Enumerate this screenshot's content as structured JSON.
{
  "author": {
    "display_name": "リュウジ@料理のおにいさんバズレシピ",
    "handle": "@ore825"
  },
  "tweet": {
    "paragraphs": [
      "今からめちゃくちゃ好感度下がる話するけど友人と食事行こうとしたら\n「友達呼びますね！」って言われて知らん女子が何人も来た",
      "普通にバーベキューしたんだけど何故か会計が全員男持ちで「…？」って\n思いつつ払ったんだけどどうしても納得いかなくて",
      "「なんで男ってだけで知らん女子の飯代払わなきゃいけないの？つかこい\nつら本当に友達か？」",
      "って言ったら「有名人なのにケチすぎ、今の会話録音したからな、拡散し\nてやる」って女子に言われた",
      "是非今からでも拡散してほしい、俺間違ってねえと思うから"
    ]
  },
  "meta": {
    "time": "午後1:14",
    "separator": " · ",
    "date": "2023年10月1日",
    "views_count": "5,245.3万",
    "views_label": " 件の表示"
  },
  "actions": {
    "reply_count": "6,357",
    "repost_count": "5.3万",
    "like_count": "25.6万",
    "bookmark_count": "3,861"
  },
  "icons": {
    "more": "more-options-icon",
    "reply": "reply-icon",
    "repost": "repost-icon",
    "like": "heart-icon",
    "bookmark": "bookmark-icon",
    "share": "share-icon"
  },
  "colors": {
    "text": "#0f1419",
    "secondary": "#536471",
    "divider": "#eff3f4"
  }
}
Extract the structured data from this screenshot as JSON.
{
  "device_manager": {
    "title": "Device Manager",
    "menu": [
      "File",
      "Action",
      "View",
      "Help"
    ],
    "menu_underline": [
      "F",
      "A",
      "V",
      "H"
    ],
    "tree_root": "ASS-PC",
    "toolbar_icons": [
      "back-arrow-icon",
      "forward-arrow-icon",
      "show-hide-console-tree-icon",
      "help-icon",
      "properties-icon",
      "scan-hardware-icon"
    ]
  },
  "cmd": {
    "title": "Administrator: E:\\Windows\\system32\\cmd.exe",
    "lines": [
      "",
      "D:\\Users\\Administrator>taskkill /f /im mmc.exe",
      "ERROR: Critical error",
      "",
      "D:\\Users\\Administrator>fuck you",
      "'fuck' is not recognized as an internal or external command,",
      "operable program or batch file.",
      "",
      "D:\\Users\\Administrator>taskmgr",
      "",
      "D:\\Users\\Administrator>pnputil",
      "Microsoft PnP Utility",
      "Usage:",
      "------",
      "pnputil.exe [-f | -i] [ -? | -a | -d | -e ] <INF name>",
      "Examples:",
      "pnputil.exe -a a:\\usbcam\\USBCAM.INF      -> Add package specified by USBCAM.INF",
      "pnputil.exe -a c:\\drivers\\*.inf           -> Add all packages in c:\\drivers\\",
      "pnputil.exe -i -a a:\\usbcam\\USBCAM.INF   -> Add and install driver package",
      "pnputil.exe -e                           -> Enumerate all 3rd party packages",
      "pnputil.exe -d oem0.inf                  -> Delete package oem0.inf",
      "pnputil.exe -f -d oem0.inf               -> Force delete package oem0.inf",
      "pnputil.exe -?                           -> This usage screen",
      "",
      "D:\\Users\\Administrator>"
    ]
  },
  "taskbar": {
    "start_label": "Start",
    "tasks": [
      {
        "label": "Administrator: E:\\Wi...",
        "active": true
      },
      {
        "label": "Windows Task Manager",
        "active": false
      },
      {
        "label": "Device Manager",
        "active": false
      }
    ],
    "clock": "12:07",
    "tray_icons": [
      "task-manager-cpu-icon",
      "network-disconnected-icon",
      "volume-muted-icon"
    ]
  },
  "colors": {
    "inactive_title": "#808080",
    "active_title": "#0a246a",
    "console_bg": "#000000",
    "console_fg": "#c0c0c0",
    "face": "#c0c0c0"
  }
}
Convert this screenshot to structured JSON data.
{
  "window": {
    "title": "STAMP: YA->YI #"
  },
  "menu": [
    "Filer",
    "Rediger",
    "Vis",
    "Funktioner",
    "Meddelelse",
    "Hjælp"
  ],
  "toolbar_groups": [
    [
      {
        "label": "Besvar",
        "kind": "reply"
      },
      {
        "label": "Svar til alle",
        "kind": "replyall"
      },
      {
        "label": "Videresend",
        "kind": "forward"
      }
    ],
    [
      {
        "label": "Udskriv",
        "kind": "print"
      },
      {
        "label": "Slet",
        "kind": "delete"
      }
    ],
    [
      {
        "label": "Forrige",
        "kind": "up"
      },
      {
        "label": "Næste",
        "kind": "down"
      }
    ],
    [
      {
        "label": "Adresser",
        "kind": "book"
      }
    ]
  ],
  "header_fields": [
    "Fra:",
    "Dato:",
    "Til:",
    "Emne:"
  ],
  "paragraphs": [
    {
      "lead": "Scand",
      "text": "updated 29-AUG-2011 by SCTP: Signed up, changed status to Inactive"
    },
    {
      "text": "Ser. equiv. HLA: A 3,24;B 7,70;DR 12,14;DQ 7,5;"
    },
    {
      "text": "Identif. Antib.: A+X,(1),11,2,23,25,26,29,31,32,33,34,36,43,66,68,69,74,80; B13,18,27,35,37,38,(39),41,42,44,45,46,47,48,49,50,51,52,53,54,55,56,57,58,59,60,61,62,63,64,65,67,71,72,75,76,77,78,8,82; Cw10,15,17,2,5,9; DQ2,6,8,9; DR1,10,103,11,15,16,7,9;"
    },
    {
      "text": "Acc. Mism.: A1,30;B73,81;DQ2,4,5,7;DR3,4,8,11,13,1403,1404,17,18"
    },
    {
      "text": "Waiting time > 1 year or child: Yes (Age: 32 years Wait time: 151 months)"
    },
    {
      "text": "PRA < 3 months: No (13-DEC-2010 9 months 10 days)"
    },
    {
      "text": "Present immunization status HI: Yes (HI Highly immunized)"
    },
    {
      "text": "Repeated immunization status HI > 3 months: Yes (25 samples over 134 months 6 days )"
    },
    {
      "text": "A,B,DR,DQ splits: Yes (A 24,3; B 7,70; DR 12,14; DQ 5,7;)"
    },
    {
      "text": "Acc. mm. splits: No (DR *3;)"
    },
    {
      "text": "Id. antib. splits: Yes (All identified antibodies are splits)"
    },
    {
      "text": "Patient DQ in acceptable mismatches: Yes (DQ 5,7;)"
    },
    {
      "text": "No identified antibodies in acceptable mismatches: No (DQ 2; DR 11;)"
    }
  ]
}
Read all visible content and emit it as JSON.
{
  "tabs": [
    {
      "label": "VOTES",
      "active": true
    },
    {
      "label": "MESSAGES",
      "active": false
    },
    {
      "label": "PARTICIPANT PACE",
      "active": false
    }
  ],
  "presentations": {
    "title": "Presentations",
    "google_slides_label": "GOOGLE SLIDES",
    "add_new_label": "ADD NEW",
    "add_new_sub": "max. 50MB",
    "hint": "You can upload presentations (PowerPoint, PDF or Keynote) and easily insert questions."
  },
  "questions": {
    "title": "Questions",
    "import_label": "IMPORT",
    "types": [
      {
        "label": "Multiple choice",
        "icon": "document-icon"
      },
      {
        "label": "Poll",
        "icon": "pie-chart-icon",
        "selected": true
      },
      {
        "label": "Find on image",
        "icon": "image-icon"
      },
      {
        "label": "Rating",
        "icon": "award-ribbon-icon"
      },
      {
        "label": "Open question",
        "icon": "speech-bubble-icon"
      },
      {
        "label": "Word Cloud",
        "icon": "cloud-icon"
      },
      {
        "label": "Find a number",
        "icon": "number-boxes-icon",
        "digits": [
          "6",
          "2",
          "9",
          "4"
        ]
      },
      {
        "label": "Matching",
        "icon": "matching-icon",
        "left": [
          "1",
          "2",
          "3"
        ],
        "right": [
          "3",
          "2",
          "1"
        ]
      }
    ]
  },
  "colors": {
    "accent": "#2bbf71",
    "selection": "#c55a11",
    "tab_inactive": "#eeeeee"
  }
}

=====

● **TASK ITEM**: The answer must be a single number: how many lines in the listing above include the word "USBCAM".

● **OUTPUT**: 2